The answer worked out and agreed to by many Christians (after centuries of squabbling) is that Jesus Christ had TWO completely different “natures”. He had a human nature (let’s call that one “Jesus”) and he had a DIVINE nature as the Logos of God (let’s call that one “Christ”) and these two natures were seamlessly united in one person. In eastern or New-Age terminology – one might say that Jesus was an “Avatar” – a person completely united with the Divine Nature so as to be an incarnation of God.
This helps us to understand some of the otherwise incomprehensible claims of John. How, after all, could Jesus – one individual man – be the light which enlightens EVERY SINGLE PERSON who comes into the world? (even those who’ve never heard of him). The answer is that it is the Logos of God who enlightens all people. All people, in other words, have access to the underlying Reality of the cosmos. All of them are connected to the creative energy which animates the universe. All of them have access to the universal Truth at the root of all things. All people who have ever lived are immersed in the Logos. All people are enlightened by “Christ”, even if they have never heard of “Jesus”. Only in THIS way can Christ be the light of the world, and enlighten all. Such a statement fits in Jesus’ mouth only because he is united with the Logos of God.
But now let us re-examine our problem scripture: “I am the way, the truth, and the life: no man cometh unto the Father, but by me.” But does this refer to the human nature “Jesus”? Does it refer to the preacher of Nazareth, born in Bethelem and crucified in Jerusalem? Or does it refer instead to the divine nature of “Christ”, the light of the world? If it refers to “Christ” the Logos – then the whole puzzle is solved. We might imagine a person worthy of heaven who didn’t know the name “Jesus” – but can we imagine a person in heaven other than by the path of universal truth and light? Everyone who comes to the Father comes through the Christ principle – but many of them do not know the name of Jesus.
Every person who has ever lived is in touch with the Christ principle. It lives at the core of every soul. It enlightens the world’s great religions, and inspires all the world’s great saints. Every good deed is done through Christ. Every beautiful thing expresses Christ. Every truth embodies Christ. And it is through Christ the Logos that God is approached.
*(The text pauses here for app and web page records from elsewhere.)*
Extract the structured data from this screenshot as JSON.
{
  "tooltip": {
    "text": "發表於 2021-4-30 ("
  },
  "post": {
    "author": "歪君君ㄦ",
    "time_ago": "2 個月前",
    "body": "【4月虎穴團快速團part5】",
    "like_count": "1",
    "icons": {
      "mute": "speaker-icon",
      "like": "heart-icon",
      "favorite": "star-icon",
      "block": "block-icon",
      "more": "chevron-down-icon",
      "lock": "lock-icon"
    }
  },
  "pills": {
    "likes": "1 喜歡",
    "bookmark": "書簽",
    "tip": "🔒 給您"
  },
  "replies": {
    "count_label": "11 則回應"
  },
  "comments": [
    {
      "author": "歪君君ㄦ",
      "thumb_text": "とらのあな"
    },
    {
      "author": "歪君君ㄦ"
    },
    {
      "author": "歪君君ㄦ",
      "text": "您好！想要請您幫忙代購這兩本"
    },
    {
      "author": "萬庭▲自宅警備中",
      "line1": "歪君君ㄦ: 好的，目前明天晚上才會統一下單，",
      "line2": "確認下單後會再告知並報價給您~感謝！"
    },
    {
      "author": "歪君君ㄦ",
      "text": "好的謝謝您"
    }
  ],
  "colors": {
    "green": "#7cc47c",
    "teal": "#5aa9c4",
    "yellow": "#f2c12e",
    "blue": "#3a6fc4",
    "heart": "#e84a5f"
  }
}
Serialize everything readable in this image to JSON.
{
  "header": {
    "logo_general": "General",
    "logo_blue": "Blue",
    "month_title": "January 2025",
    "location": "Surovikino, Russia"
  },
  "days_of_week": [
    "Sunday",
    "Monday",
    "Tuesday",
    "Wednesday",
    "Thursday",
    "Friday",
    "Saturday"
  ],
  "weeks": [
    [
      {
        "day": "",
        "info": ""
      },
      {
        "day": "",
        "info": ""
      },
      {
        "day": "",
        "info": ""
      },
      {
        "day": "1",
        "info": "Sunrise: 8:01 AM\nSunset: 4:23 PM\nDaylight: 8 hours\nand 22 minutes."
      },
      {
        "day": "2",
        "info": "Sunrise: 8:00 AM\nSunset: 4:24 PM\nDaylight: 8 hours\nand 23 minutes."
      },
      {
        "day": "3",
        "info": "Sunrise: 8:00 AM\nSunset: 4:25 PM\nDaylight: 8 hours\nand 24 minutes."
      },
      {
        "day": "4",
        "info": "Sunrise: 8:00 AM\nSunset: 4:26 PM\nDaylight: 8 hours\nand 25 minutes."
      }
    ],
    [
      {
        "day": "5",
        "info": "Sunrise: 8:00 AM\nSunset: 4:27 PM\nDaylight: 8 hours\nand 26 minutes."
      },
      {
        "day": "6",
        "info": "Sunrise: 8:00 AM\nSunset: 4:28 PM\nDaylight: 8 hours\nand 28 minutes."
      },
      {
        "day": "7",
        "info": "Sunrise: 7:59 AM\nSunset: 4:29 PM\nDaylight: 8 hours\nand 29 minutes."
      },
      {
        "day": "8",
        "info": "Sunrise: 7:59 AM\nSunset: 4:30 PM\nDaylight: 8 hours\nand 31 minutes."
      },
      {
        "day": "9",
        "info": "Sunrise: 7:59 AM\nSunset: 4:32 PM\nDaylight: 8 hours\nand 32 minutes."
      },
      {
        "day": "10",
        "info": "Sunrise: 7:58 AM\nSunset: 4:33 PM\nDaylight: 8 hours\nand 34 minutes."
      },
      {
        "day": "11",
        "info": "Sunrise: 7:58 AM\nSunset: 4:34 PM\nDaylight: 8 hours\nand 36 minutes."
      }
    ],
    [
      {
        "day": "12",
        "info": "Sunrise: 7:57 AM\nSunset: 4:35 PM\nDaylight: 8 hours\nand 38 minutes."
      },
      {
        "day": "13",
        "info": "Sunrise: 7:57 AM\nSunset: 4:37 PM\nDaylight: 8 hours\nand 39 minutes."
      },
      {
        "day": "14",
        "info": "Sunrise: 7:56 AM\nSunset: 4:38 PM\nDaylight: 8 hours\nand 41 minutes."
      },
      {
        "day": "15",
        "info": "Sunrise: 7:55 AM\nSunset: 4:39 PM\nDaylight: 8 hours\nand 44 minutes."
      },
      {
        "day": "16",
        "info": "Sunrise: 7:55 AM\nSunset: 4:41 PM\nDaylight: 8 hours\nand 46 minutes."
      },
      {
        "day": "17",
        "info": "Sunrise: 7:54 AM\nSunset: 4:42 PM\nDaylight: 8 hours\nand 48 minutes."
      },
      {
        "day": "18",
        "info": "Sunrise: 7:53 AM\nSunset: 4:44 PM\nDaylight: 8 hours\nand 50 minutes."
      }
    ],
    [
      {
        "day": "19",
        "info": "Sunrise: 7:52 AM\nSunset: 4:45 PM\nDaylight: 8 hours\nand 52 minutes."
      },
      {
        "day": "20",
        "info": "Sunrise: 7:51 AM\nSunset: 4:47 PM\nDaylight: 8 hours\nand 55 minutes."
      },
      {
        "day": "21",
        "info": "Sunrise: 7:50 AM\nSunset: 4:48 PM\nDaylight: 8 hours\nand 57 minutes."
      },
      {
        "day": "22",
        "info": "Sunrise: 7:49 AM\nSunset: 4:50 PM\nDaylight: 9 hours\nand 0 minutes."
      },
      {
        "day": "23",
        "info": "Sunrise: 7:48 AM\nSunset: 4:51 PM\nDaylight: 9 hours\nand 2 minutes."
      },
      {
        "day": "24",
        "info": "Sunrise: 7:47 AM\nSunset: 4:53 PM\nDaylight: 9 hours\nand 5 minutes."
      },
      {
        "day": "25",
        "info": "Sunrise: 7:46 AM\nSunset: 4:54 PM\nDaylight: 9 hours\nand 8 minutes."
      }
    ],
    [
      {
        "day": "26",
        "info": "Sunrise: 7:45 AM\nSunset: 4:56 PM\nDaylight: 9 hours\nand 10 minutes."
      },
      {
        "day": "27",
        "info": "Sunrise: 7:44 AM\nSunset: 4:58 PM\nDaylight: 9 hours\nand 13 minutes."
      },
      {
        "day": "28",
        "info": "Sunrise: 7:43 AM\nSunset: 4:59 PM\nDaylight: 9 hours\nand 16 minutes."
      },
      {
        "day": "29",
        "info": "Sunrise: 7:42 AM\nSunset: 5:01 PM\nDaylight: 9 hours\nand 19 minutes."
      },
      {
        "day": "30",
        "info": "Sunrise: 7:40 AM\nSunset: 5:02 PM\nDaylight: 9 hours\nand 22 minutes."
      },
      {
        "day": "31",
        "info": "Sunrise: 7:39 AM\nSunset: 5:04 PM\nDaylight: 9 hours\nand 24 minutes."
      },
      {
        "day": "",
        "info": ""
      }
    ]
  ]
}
I’ve quoted it several times here, but one of my favorite passages on this is from the Narnia books by C.S. Lewis. In “The Last Battle”, a soldier who worships a demon (named “Tash”) meets Aslan (Jesus) in a final judgement. He is accepted into heaven, and is confused, because he has served Tash all his life. Aslan explains to him: “For I and he are of such different kinds that no service which is vile can be done to me, and none which is not vile can be done to him. Therefore if any man swear by Tash and keep his oath for the oath's sake, it is by me that he has truly sworn, though he know it not, and it is I who reward him. And if any man do a cruelty in my name, then, though he says the name Aslan, it is Tash whom he serves and by Tash his deed is accepted. Dost thou understand, Child? I said, Lord, thou knowest how much I understand. But I said also (for the truth constrained me), Yet I have been seeking Tash all my days. Beloved, said the Glorious One, unless thy desire had been for me thou shouldst not have sought so long and so truly. For all find what they truly seek."